No, the bigger issue here is the fact that one man now has directorial power over possibly the two biggest sci-fi franchises of all time. Just think about that for a second. That’s pretty insane. Star Wars (the originals at least) have been so much more influential in my youth than Star Trek ever was and I dread to think about how the new Star Wars films may turn out to be like under the hand of J.J. Abrams. Sure, they will be slick and exciting (with characters escaping from certain death over and over again) and at least they will be different from Lucas’ bloated and self-indulgent sequels – but at what cost?
Will we have someone having their hand cut off by a lightsaber? Harrison Ford uttering “I’ve got a bad feeling about this…”? A stormtrooper being controlled by the force, repeating “These aren’t the droids you’re looking for…”? A squid shouting “It’s a Trap!” as he swivels around on his chair? Or a character screaming out “Noooooooooooooo!!!” in some ridiculously melodramatic moment of realisation?
I guess that all remains to be seen.
At the end of the day however, we can take comfort in the fact that the new Star Wars films (the first due in 2015) aren’t reboots or remakes but a direct canon continuation of the film series. Will they dare to try something new or just fill the film with constant throwbacks and fan service? A franchise as monumentally huge as Star Wars is unlikely to flop on release whatever happens, but it will be interesting to see how they turn out. Lucas’ prequels, despite having many flaws, at least weren’t afraid to try something new with an established and beloved franchise.

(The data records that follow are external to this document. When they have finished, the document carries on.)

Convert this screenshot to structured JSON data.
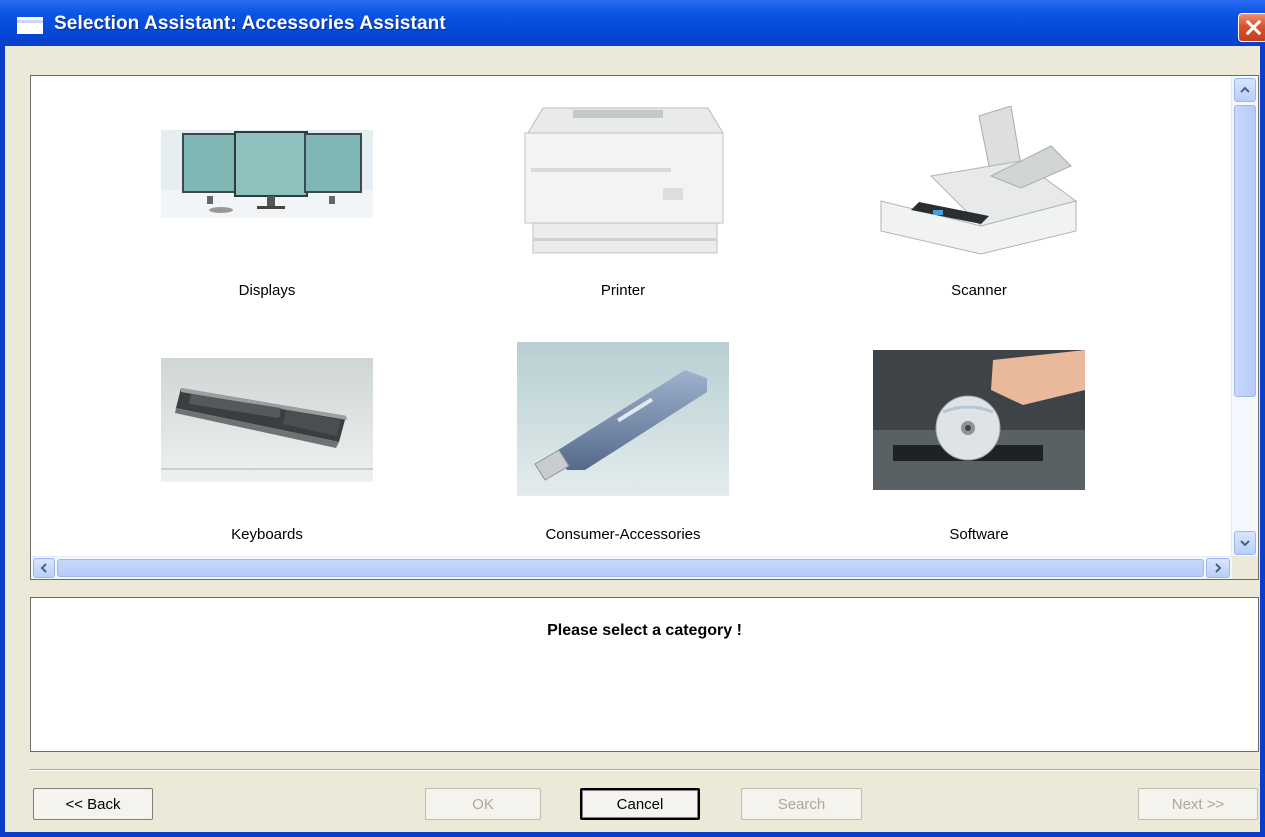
{
  "window": {
    "title": "Selection Assistant: Accessories Assistant",
    "close_icon": "close-icon"
  },
  "categories": [
    {
      "label": "Displays",
      "icon": "displays-image"
    },
    {
      "label": "Printer",
      "icon": "printer-image"
    },
    {
      "label": "Scanner",
      "icon": "scanner-image"
    },
    {
      "label": "Keyboards",
      "icon": "keyboard-image"
    },
    {
      "label": "Consumer-Accessories",
      "icon": "usb-stick-image"
    },
    {
      "label": "Software",
      "icon": "software-cd-image"
    }
  ],
  "status": {
    "message": "Please select a category !"
  },
  "buttons": {
    "back": "<< Back",
    "ok": "OK",
    "cancel": "Cancel",
    "search": "Search",
    "next": "Next >>"
  },
  "colors": {
    "titlebar": "#0a3ec9",
    "close": "#d9532e",
    "scrollbar": "#b9cff8",
    "dialog_bg": "#ece9d8"
  }
}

Let’s hope Abrams will follow a similar path. Fan service can only get you so far…
20th May 2013